The task calls for an exact copy of the records, without any images.

(Exercise data):
· · · ·
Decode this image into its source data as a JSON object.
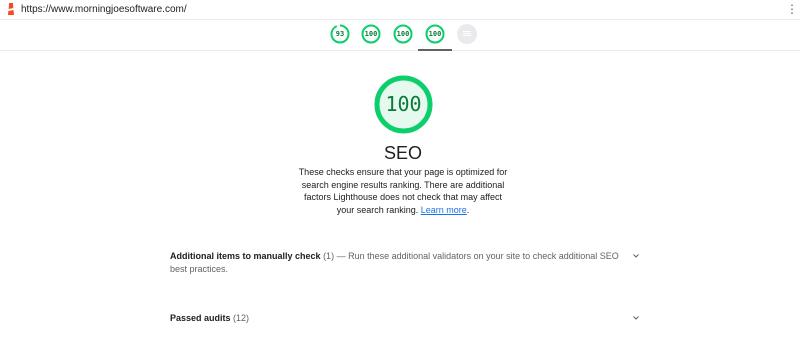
{
  "browser": {
    "url": "https://www.morningjoesoftware.com/",
    "menu_icon": "kebab-menu-icon"
  },
  "gauges": [
    {
      "label": "93",
      "score": 0.93,
      "color": "#0cce6b"
    },
    {
      "label": "100",
      "score": 1.0,
      "color": "#0cce6b"
    },
    {
      "label": "100",
      "score": 1.0,
      "color": "#0cce6b"
    },
    {
      "label": "100",
      "score": 1.0,
      "color": "#0cce6b",
      "active": true
    }
  ],
  "pwa_icon": "pwa-badge-icon",
  "category": {
    "score": "100",
    "title": "SEO",
    "description": "These checks ensure that your page is optimized for search engine results ranking. There are additional factors Lighthouse does not check that may affect your search ranking.",
    "learn_more": "Learn more",
    "period": "."
  },
  "groups": [
    {
      "title": "Additional items to manually check",
      "count": "(1)",
      "description": "— Run these additional validators on your site to check additional SEO best practices."
    },
    {
      "title": "Passed audits",
      "count": "(12)",
      "description": ""
    }
  ],
  "colors": {
    "pass": "#0cce6b",
    "pass_text": "#0b7a3e",
    "link": "#1a73e8"
  }
}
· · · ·
(Solution below):
Decode this image into its source data as a JSON object.
{
  "browser": {
    "url": "https://www.morningjoesoftware.com/",
    "menu_icon": "kebab-menu-icon"
  },
  "gauges": [
    {
      "label": "93",
      "score": 0.93,
      "color": "#0cce6b"
    },
    {
      "label": "100",
      "score": 1.0,
      "color": "#0cce6b"
    },
    {
      "label": "100",
      "score": 1.0,
      "color": "#0cce6b"
    },
    {
      "label": "100",
      "score": 1.0,
      "color": "#0cce6b",
      "active": true
    }
  ],
  "pwa_icon": "pwa-badge-icon",
  "category": {
    "score": "100",
    "title": "SEO",
    "description": "These checks ensure that your page is optimized for search engine results ranking. There are additional factors Lighthouse does not check that may affect your search ranking.",
    "learn_more": "Learn more",
    "period": "."
  },
  "groups": [
    {
      "title": "Additional items to manually check",
      "count": "(1)",
      "description": "— Run these additional validators on your site to check additional SEO best practices."
    },
    {
      "title": "Passed audits",
      "count": "(12)",
      "description": ""
    }
  ],
  "colors": {
    "pass": "#0cce6b",
    "pass_text": "#0b7a3e",
    "link": "#1a73e8"
  }
}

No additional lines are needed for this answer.